If I found gay people generally or consistently to be inconsiderate, uncaring, lousy people, I might think differently. But my experience tells me conclusively that sexual orientation is not a moral indicator, any more than being left-handed is.
I think the Church's attitude toward sex is life-denying. I think sex is good or bad depending on the context of the relationship. A marriage approved by the Church does not make sex within a marriage a positive thing. And, conversely, sex between unmarried people is not automatically a negative thing.
Love, affection, and caring, sanctify the experience, not an institution that knows little of what is really going on between the two people.
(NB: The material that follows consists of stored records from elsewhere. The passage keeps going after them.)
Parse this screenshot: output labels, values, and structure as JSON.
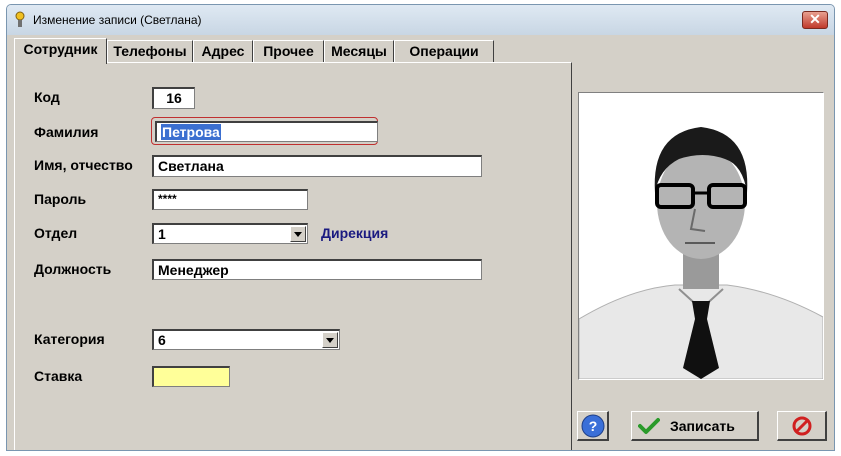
{
  "window": {
    "title": "Изменение записи  (Светлана)"
  },
  "tabs": [
    "Сотрудник",
    "Телефоны",
    "Адрес",
    "Прочее",
    "Месяцы",
    "Операции"
  ],
  "form": {
    "code_label": "Код",
    "code_value": "16",
    "surname_label": "Фамилия",
    "surname_value": "Петрова",
    "name_label": "Имя, отчество",
    "name_value": "Светлана",
    "password_label": "Пароль",
    "password_value": "****",
    "department_label": "Отдел",
    "department_value": "1",
    "department_name": "Дирекция",
    "position_label": "Должность",
    "position_value": "Менеджер",
    "category_label": "Категория",
    "category_value": "6",
    "rate_label": "Ставка",
    "rate_value": ""
  },
  "buttons": {
    "save_label": "Записать"
  },
  "colors": {
    "department_name": "#1a1a80",
    "rate_field": "#ffff99",
    "selection": "#3b6fd0"
  }
}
I find the legalistic mentality of the Church militates against what is best in human experience.
Masturbation is a mortal sin according to the Church. In other words, it is a very serious offense to God. You did something really bad. Bad enough to deserve being punished forever. Yet the vast majority of humans have masturbated. So, the only logical conclusion is that most of the human race is horrible, and deserves to go to Hell.
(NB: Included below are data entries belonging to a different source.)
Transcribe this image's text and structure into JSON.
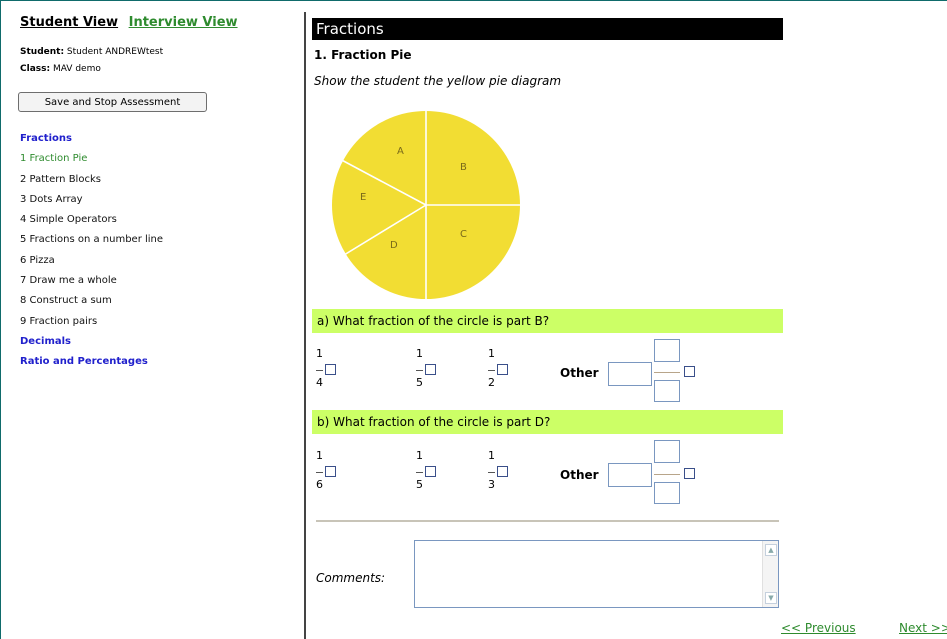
{
  "views": {
    "student": "Student View",
    "interview": "Interview View"
  },
  "info": {
    "student_label": "Student:",
    "student_value": "Student ANDREWtest",
    "class_label": "Class:",
    "class_value": "MAV demo"
  },
  "save_button": "Save and Stop Assessment",
  "nav": {
    "section_fractions": "Fractions",
    "items": [
      "1 Fraction Pie",
      "2 Pattern Blocks",
      "3 Dots Array",
      "4 Simple Operators",
      "5 Fractions on a number line",
      "6 Pizza",
      "7 Draw me a whole",
      "8 Construct a sum",
      "9 Fraction pairs"
    ],
    "section_decimals": "Decimals",
    "section_ratio": "Ratio and Percentages"
  },
  "main": {
    "header": "Fractions",
    "question_title": "1.  Fraction Pie",
    "instruction": "Show the student the yellow pie diagram",
    "pie_labels": {
      "a": "A",
      "b": "B",
      "c": "C",
      "d": "D",
      "e": "E"
    },
    "pie_color": "#f2dd33",
    "qa": {
      "text": "a) What fraction of the circle is part B?",
      "options": [
        {
          "num": "1",
          "den": "4"
        },
        {
          "num": "1",
          "den": "5"
        },
        {
          "num": "1",
          "den": "2"
        }
      ],
      "other": "Other"
    },
    "qb": {
      "text": "b) What fraction of the circle is part D?",
      "options": [
        {
          "num": "1",
          "den": "6"
        },
        {
          "num": "1",
          "den": "5"
        },
        {
          "num": "1",
          "den": "3"
        }
      ],
      "other": "Other"
    },
    "comments_label": "Comments:",
    "comments_value": ""
  },
  "footer": {
    "previous": "<< Previous",
    "next": "Next >>"
  },
  "colors": {
    "question_bar": "#ccff66",
    "link": "#2e8b2e",
    "section": "#2020cc"
  }
}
I don't buy that at all. I think the Church's teaching on masturbation is insane, and springs from a Puritanical, ascetic, life-denying mindset.
The Inquisition was behavior so appalling I could never see the Church as a divinely guided institution. These were not just some misguided individuals; this was Church policy! Pope Innocent IV officially sanctioned the use of torture in 1252. (The New Catholic Encyclopedia, 1967, vol. 7, page 538, vol. 14, page 208)
No matter how much an apologist may try to excuse or rationalize away such behavior, a divinely guided institution would never, never, support such a policy.
The liberals, of course, readily admit this atrocious evil, but they fail to see that it obliterates any meaningful concept of divine guidance for the Church in matters of faith or morals.
The Church teaches suicide is a mortal sin. That is a compassionless ethic. It puts a lot of decent, and very loved, people in Hell.
The modern catechism backpedals furiously, saying extenuating circumstances, like being emotionally distraught, can mitigate the guilt. Well, who isn't emotionally distraught when they commit suicide!? If the Church had any divine guidance in its moral pronouncements, it never would have promulgated such a cruel principle in the first place.
In the middle ages people believed in the divine right of kings. I think that idea was fostered because the people in power wanted it fostered, and because the masses wished it were true (that God is indeed behind the behavior and decisions of kings).
But it really wasn't true, was it?
Same with the Catholic Church.
People are attributing divine guidance to this institution because they want to believe in God's definitive presence and authority on earth.
But I think the reality is: Catholic theology and moral codes come from the flawed wisdom of fallible human beings, and a gradual, often arbitrary process, and not… from God.
I think, on the one hand, Catholicism serves to give fallible human beings unwarranted power and control. And, on the other, masses of Catholics have submitted to that control because they need something definite to follow, and they like having a shared tradition, whether it makes good sense or not.
But I think we honor God by using our heads and hearts honestly, by following reason and compassion, not by being sheep to the religious powers that be.
I conclude that Catholicism is a false and harmful religion, and is not at all what God wants.